*SUPPLIED ENTRIES*
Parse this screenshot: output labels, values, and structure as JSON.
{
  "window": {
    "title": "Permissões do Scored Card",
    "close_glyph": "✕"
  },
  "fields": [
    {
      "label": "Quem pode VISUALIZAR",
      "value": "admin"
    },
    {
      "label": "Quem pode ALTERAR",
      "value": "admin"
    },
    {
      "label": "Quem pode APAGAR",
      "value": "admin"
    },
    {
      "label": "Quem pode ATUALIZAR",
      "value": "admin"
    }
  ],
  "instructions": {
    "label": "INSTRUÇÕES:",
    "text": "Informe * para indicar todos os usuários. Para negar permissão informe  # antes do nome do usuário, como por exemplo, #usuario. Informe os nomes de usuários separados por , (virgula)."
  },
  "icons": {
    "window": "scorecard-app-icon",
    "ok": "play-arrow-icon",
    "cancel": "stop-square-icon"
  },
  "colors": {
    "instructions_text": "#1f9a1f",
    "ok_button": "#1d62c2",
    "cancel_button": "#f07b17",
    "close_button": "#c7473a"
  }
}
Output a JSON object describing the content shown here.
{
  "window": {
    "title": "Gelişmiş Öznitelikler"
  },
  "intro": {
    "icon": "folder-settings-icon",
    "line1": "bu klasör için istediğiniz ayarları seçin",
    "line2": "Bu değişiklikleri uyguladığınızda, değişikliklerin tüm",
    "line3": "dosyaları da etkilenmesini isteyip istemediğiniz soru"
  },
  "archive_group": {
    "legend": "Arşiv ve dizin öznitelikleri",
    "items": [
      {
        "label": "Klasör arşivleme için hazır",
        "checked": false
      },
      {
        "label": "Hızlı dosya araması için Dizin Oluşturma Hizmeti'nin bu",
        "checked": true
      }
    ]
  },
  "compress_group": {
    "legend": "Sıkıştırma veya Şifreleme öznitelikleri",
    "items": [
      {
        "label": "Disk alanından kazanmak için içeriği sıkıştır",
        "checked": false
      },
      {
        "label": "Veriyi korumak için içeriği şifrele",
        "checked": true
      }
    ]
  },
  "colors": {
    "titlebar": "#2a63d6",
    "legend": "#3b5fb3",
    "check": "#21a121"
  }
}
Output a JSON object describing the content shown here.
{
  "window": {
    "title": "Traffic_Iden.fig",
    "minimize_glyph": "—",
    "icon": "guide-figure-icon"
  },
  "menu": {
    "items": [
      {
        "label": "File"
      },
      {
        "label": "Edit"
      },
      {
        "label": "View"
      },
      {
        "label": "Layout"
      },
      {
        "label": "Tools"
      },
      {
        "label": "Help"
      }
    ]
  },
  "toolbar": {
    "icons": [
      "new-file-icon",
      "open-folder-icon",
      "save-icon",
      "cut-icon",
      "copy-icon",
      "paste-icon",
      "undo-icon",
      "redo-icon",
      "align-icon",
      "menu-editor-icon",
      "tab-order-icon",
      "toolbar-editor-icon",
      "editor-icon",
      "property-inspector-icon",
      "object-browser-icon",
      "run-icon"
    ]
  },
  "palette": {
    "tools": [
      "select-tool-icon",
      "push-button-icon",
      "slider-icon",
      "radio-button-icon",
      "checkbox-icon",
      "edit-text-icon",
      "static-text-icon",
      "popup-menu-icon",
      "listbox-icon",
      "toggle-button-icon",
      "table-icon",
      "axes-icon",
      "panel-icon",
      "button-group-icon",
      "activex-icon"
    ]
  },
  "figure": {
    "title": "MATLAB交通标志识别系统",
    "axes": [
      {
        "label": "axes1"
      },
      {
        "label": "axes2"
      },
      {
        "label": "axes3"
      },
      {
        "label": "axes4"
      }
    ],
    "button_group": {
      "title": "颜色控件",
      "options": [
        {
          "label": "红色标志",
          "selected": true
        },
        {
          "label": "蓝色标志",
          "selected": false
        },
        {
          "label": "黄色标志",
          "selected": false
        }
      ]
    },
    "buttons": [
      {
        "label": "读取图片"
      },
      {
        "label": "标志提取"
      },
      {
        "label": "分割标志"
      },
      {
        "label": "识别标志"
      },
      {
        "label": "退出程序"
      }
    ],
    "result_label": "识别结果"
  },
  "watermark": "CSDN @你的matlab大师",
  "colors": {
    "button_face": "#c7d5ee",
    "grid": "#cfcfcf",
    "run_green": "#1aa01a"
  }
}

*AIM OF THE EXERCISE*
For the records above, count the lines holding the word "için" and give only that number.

*RESULT OF THIS TASK*
5